A second Donald Trump presidency is “fast becoming my base case”, says Niall Ferguson in The Spectator. Joe Biden’s team are convinced that Trump’s “sea of legal troubles will ultimately drown him” – and it’s true that the former president is battling an estimated 17 lawsuits and investigations. But there are many recent cases of political leaders bouncing back from criminal charges, such as Israeli PM Benjamin Netanyahu. Trump is currently polling 30 points ahead of Ron DeSantis, his nearest rival for the Republican nomination. A lot could change in the next 18 months, but the GOP primary process “favours candidates with early leads”. If Trump doesn’t become the Republicans’ choice, “he would be the highest-polling candidate ever to fail to secure the nomination”.
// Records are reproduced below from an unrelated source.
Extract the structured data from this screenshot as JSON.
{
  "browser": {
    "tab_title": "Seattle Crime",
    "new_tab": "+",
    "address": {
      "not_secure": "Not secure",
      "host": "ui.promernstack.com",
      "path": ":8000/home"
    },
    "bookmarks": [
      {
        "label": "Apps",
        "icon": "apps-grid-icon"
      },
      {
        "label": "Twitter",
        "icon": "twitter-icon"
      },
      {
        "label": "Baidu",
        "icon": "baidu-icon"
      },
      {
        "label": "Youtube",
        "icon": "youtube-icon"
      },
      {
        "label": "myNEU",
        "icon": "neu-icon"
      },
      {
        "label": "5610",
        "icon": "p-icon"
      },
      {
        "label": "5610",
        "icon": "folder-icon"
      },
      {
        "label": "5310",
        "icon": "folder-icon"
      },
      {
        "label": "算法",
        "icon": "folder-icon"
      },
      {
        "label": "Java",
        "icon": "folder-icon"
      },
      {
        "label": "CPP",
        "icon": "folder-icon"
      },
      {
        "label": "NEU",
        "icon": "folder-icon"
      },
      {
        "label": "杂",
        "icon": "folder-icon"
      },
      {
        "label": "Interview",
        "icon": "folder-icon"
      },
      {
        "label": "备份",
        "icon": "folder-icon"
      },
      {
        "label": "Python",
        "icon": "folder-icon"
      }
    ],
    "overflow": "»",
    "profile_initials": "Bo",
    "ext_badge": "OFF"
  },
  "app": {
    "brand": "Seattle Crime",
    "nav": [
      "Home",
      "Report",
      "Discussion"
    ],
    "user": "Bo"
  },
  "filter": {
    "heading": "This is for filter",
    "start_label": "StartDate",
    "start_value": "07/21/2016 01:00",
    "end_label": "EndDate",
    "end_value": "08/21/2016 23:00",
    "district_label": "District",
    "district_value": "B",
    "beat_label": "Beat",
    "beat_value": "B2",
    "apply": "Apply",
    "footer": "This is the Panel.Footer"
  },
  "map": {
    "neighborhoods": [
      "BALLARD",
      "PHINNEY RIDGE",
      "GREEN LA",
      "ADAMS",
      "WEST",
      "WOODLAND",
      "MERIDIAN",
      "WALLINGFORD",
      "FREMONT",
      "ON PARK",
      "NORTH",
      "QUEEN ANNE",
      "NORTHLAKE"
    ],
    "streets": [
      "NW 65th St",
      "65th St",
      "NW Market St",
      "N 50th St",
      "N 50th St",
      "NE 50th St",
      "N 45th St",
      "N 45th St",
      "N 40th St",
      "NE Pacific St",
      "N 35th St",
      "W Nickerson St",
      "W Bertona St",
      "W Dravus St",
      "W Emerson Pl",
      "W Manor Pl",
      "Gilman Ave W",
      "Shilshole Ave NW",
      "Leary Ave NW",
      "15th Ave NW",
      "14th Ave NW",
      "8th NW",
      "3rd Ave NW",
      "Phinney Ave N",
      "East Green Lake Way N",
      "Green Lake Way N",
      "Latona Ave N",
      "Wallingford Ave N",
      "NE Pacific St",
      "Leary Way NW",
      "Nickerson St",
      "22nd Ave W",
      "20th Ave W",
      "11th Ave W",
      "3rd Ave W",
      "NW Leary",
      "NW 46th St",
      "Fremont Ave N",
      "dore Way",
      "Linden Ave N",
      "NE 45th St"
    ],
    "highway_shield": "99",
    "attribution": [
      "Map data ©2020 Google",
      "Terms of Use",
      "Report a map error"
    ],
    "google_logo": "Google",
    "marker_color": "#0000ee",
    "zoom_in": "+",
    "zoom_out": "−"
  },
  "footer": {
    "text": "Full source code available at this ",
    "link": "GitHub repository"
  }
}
Then there’s the risk of a recession, which former treasury secretary Larry Summers thinks has a 70% chance of happening within the next year. That would put Biden in serious danger of “following Gerald Ford, Jimmy Carter and George HW Bush into the bin marked ‘one-term presidents’”. Why? Because no president since Calvin Coolidge a century ago has secured re-election when there has been a recession in the two years leading up to the vote. Think of Ronald Reagan, during a debate with Carter, asking a television audience if they felt better off than they were four years ago. “One can never rule out surprises in American politics.” But the historical precedents point in one direction.